Given entries:
== Segment start ==

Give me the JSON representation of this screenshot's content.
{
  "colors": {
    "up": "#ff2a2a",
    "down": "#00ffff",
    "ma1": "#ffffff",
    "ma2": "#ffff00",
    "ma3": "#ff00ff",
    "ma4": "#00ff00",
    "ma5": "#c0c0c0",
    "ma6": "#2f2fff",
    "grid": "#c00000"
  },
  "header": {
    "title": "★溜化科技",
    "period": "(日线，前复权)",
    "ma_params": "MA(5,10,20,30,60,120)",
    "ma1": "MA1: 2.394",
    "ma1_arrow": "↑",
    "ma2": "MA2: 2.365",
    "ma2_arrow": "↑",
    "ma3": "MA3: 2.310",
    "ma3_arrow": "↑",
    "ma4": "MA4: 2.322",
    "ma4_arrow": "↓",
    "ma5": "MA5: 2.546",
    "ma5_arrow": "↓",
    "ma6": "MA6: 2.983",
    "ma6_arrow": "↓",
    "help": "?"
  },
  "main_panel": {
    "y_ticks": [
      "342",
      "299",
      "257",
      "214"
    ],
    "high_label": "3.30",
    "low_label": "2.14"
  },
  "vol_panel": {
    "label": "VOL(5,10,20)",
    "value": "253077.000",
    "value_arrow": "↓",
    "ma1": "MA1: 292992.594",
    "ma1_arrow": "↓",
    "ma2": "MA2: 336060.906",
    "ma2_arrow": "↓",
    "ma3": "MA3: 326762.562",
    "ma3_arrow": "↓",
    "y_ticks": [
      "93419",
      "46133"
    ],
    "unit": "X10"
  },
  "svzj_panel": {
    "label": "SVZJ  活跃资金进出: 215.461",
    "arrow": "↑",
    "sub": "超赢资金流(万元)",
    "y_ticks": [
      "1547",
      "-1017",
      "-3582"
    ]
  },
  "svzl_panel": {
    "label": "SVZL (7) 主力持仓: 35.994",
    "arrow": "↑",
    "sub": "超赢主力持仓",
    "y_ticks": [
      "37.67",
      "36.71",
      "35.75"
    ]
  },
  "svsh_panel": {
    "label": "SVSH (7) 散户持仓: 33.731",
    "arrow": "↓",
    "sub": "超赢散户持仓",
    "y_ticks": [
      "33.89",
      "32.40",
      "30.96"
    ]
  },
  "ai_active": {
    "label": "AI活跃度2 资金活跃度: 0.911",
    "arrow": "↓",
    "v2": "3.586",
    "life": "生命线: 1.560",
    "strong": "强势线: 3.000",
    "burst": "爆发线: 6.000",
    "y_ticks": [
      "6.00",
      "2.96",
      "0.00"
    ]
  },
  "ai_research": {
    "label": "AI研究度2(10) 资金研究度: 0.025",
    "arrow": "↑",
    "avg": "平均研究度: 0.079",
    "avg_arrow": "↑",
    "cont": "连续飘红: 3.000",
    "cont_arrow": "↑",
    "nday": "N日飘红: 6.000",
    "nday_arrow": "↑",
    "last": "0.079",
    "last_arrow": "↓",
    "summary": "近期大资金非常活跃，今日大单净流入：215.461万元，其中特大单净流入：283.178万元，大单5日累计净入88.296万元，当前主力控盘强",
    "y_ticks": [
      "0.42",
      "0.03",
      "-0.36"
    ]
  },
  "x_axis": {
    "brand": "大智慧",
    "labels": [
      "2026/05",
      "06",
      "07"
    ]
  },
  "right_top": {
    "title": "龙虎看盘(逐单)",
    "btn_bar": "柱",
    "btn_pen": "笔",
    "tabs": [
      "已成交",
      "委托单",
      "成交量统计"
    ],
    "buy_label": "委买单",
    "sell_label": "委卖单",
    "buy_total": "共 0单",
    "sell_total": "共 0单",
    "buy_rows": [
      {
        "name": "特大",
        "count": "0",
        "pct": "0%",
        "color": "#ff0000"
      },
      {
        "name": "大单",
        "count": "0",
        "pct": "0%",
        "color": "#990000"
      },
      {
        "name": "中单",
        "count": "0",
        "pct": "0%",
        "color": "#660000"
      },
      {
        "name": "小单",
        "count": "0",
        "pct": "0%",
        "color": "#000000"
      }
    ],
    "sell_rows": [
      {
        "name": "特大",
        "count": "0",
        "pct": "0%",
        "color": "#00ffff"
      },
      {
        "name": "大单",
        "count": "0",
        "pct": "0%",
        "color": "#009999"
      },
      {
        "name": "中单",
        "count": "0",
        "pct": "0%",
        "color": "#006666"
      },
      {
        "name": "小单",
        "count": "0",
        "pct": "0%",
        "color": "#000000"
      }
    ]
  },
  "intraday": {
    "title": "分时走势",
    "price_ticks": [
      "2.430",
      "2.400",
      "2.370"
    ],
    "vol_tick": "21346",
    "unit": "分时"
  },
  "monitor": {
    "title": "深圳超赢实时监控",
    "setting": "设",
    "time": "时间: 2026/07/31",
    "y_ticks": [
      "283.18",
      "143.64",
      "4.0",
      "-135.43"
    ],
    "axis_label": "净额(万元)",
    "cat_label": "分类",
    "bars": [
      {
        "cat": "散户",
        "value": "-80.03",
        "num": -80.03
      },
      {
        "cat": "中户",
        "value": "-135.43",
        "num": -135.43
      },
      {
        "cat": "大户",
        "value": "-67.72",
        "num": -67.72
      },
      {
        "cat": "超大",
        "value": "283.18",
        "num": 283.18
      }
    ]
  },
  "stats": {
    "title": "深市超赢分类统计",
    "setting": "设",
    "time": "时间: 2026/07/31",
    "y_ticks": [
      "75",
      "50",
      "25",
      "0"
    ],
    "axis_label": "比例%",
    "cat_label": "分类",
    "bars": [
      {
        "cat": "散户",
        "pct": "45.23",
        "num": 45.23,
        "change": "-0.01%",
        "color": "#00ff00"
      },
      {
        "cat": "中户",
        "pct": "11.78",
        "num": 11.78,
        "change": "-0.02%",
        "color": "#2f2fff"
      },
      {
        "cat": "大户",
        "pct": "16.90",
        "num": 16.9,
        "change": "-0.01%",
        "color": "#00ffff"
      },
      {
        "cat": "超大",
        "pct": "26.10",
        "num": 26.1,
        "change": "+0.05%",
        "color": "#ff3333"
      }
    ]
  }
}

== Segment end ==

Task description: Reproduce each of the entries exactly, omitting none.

Written solution:
Give me the JSON representation of this screenshot's content.
{
  "colors": {
    "up": "#ff2a2a",
    "down": "#00ffff",
    "ma1": "#ffffff",
    "ma2": "#ffff00",
    "ma3": "#ff00ff",
    "ma4": "#00ff00",
    "ma5": "#c0c0c0",
    "ma6": "#2f2fff",
    "grid": "#c00000"
  },
  "header": {
    "title": "★溜化科技",
    "period": "(日线，前复权)",
    "ma_params": "MA(5,10,20,30,60,120)",
    "ma1": "MA1: 2.394",
    "ma1_arrow": "↑",
    "ma2": "MA2: 2.365",
    "ma2_arrow": "↑",
    "ma3": "MA3: 2.310",
    "ma3_arrow": "↑",
    "ma4": "MA4: 2.322",
    "ma4_arrow": "↓",
    "ma5": "MA5: 2.546",
    "ma5_arrow": "↓",
    "ma6": "MA6: 2.983",
    "ma6_arrow": "↓",
    "help": "?"
  },
  "main_panel": {
    "y_ticks": [
      "342",
      "299",
      "257",
      "214"
    ],
    "high_label": "3.30",
    "low_label": "2.14"
  },
  "vol_panel": {
    "label": "VOL(5,10,20)",
    "value": "253077.000",
    "value_arrow": "↓",
    "ma1": "MA1: 292992.594",
    "ma1_arrow": "↓",
    "ma2": "MA2: 336060.906",
    "ma2_arrow": "↓",
    "ma3": "MA3: 326762.562",
    "ma3_arrow": "↓",
    "y_ticks": [
      "93419",
      "46133"
    ],
    "unit": "X10"
  },
  "svzj_panel": {
    "label": "SVZJ  活跃资金进出: 215.461",
    "arrow": "↑",
    "sub": "超赢资金流(万元)",
    "y_ticks": [
      "1547",
      "-1017",
      "-3582"
    ]
  },
  "svzl_panel": {
    "label": "SVZL (7) 主力持仓: 35.994",
    "arrow": "↑",
    "sub": "超赢主力持仓",
    "y_ticks": [
      "37.67",
      "36.71",
      "35.75"
    ]
  },
  "svsh_panel": {
    "label": "SVSH (7) 散户持仓: 33.731",
    "arrow": "↓",
    "sub": "超赢散户持仓",
    "y_ticks": [
      "33.89",
      "32.40",
      "30.96"
    ]
  },
  "ai_active": {
    "label": "AI活跃度2 资金活跃度: 0.911",
    "arrow": "↓",
    "v2": "3.586",
    "life": "生命线: 1.560",
    "strong": "强势线: 3.000",
    "burst": "爆发线: 6.000",
    "y_ticks": [
      "6.00",
      "2.96",
      "0.00"
    ]
  },
  "ai_research": {
    "label": "AI研究度2(10) 资金研究度: 0.025",
    "arrow": "↑",
    "avg": "平均研究度: 0.079",
    "avg_arrow": "↑",
    "cont": "连续飘红: 3.000",
    "cont_arrow": "↑",
    "nday": "N日飘红: 6.000",
    "nday_arrow": "↑",
    "last": "0.079",
    "last_arrow": "↓",
    "summary": "近期大资金非常活跃，今日大单净流入：215.461万元，其中特大单净流入：283.178万元，大单5日累计净入88.296万元，当前主力控盘强",
    "y_ticks": [
      "0.42",
      "0.03",
      "-0.36"
    ]
  },
  "x_axis": {
    "brand": "大智慧",
    "labels": [
      "2026/05",
      "06",
      "07"
    ]
  },
  "right_top": {
    "title": "龙虎看盘(逐单)",
    "btn_bar": "柱",
    "btn_pen": "笔",
    "tabs": [
      "已成交",
      "委托单",
      "成交量统计"
    ],
    "buy_label": "委买单",
    "sell_label": "委卖单",
    "buy_total": "共 0单",
    "sell_total": "共 0单",
    "buy_rows": [
      {
        "name": "特大",
        "count": "0",
        "pct": "0%",
        "color": "#ff0000"
      },
      {
        "name": "大单",
        "count": "0",
        "pct": "0%",
        "color": "#990000"
      },
      {
        "name": "中单",
        "count": "0",
        "pct": "0%",
        "color": "#660000"
      },
      {
        "name": "小单",
        "count": "0",
        "pct": "0%",
        "color": "#000000"
      }
    ],
    "sell_rows": [
      {
        "name": "特大",
        "count": "0",
        "pct": "0%",
        "color": "#00ffff"
      },
      {
        "name": "大单",
        "count": "0",
        "pct": "0%",
        "color": "#009999"
      },
      {
        "name": "中单",
        "count": "0",
        "pct": "0%",
        "color": "#006666"
      },
      {
        "name": "小单",
        "count": "0",
        "pct": "0%",
        "color": "#000000"
      }
    ]
  },
  "intraday": {
    "title": "分时走势",
    "price_ticks": [
      "2.430",
      "2.400",
      "2.370"
    ],
    "vol_tick": "21346",
    "unit": "分时"
  },
  "monitor": {
    "title": "深圳超赢实时监控",
    "setting": "设",
    "time": "时间: 2026/07/31",
    "y_ticks": [
      "283.18",
      "143.64",
      "4.0",
      "-135.43"
    ],
    "axis_label": "净额(万元)",
    "cat_label": "分类",
    "bars": [
      {
        "cat": "散户",
        "value": "-80.03",
        "num": -80.03
      },
      {
        "cat": "中户",
        "value": "-135.43",
        "num": -135.43
      },
      {
        "cat": "大户",
        "value": "-67.72",
        "num": -67.72
      },
      {
        "cat": "超大",
        "value": "283.18",
        "num": 283.18
      }
    ]
  },
  "stats": {
    "title": "深市超赢分类统计",
    "setting": "设",
    "time": "时间: 2026/07/31",
    "y_ticks": [
      "75",
      "50",
      "25",
      "0"
    ],
    "axis_label": "比例%",
    "cat_label": "分类",
    "bars": [
      {
        "cat": "散户",
        "pct": "45.23",
        "num": 45.23,
        "change": "-0.01%",
        "color": "#00ff00"
      },
      {
        "cat": "中户",
        "pct": "11.78",
        "num": 11.78,
        "change": "-0.02%",
        "color": "#2f2fff"
      },
      {
        "cat": "大户",
        "pct": "16.90",
        "num": 16.9,
        "change": "-0.01%",
        "color": "#00ffff"
      },
      {
        "cat": "超大",
        "pct": "26.10",
        "num": 26.1,
        "change": "+0.05%",
        "color": "#ff3333"
      }
    ]
  }
}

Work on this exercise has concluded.